My wife bisected the Just Egg and placed it on a plate, seasoning it with salt and pepper. “It tastes kind of nutty,” she reported.
I had to agree. It had the look and texture of authentic eggs, but it definitely didn’t taste like eggs. It didn’t taste bad, mind you; it just wouldn’t have satisfied my desire for the taste of a real egg if that had been something I’d had a hankering for.
A couple days later, I got up in the morning, distracted the dog with her favorite Pawday bar, and decided I’d give Just Egg a shot at replacing my standard four-egg allocation of morning protein in my ordinary breakfast concoction: a mixture of eggs and shredded Mexican cheese, seasoned with salt, pepper and chipotle powder. In my haste, I added my normal dash of olive oil to the pan, never considering what might happen as a result.
I figured this would be a shoo-in to work as intended. After all, the egg substitute by itself had been immaculate. Alas, complications arose almost immediately, as an unscrapable layer of crust began to form on the non-stick pan. I turned down the heat and began to shift my eggless protein mash around a bit. An aroma resembling that of boiling split pea soup began to fill the air. In retrospect, this is unsurprising since split peas are in the same family as beans and lentils, and mung bean protein is the predominant solid ingredient in Just Egg.
As my cheesy, beany, protein-heavy mash continued to cook, I noticed something else: Despite the initial layer of crust that formed early in the cooking process, this version of scrambled eggs and cheese simply refused to harden the way I preferred. I always cook my eggs to the point where they’re borderline burned, and this mixture was having extreme difficulty achieving that similar level of scorched stiffness.

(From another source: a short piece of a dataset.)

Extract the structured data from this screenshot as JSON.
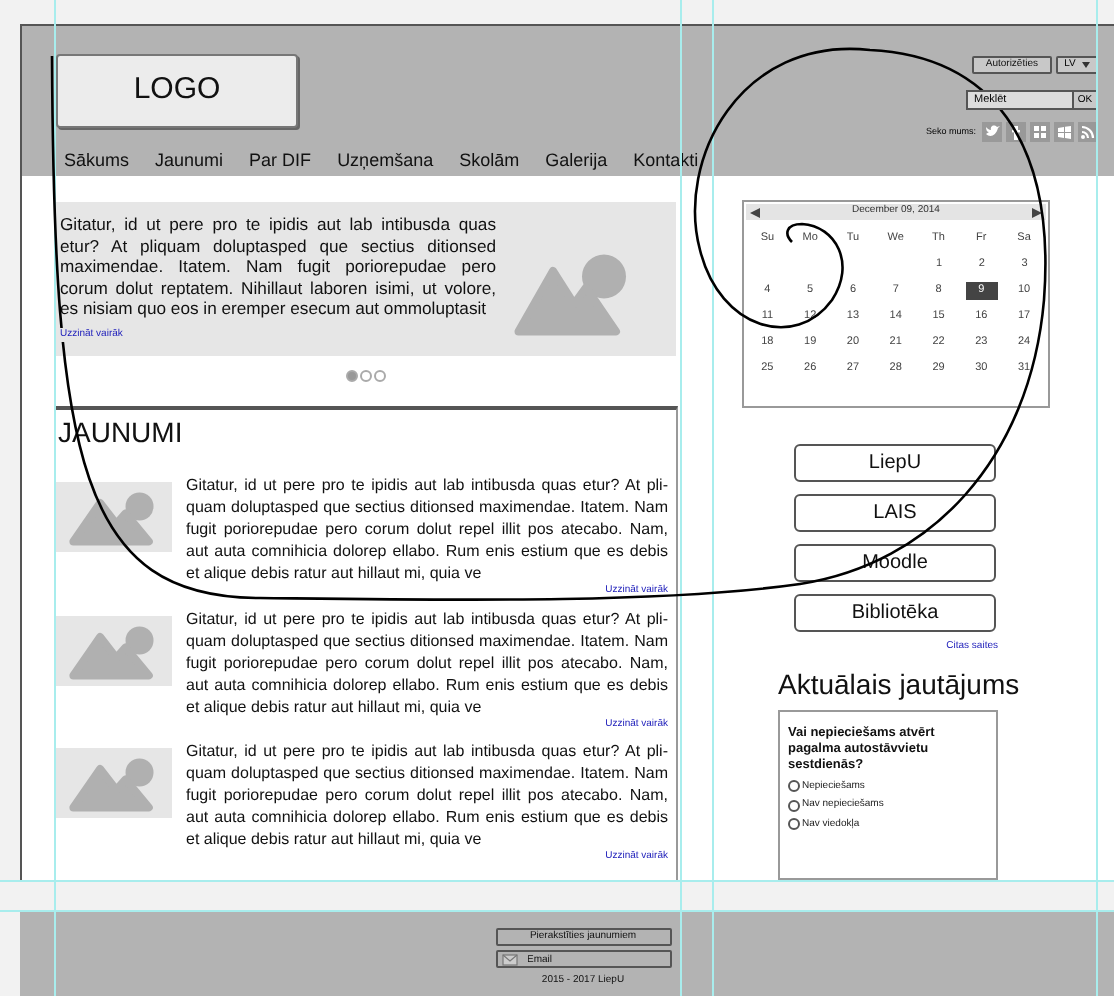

Eventually, I gave up and extracted the yellow blob from the pan by slapping it on a plate and ate it in front of the television while I got caught up on Wu-Tang Clan: An American Saga. Mixed with cheese, the Just Egg now more closely resembled and tasted like what it actually was — a glorified mix of dehydrated beans that someone had provided with an optimal amount of oil and water. I don’t know if it was the cheese or the additional oil that had destabilized the Just Egg mixture, but I got the feeling that one of those two things upset the balance of the other Just Egg ingredients.
The good news was that it still didn’t taste bad. However, I was now under no illusions that what I was eating was in any way comparable to a credible egg. Still, I didn’t want to rush to any judgments. Thus, I turned the remainder of the Just Egg bottle over to my wife. Her food prep tends more toward enjoyment and less toward function than mine does, so I presumed she might treat the ersatz egg with the love, care and attention required to bring the best out of it.
I advised her to prepare the Just Egg in the exact same manner as if she was making her favorite egg dish, so she poured it out and prepped it with salt, pepper and basil, and then she whisked it together until it was a little foamy. Next, she melted butter in the pan and cooked her whisked Just Egg mixture the same way she’d cook an omelette. When it was all over, she folded it over on a plate, and added grated cheese and salsa on top of it.
“It’s good!” my wife exclaimed. “It doesn’t taste like an egg, but at this point, it’s so heavily seasoned it doesn’t really matter.”
I guess that’s the most important takeaway: If you need a vegan-friendly, cholesterol-free alternative to an egg that will cook up to resemble something very close to an egg in appearance and texture, Just Egg has you covered. Just don’t get into this expecting it to function or taste like an egg in every situation, because there are some egg responsibilities that a bean simply isn’t prepared to fulfill.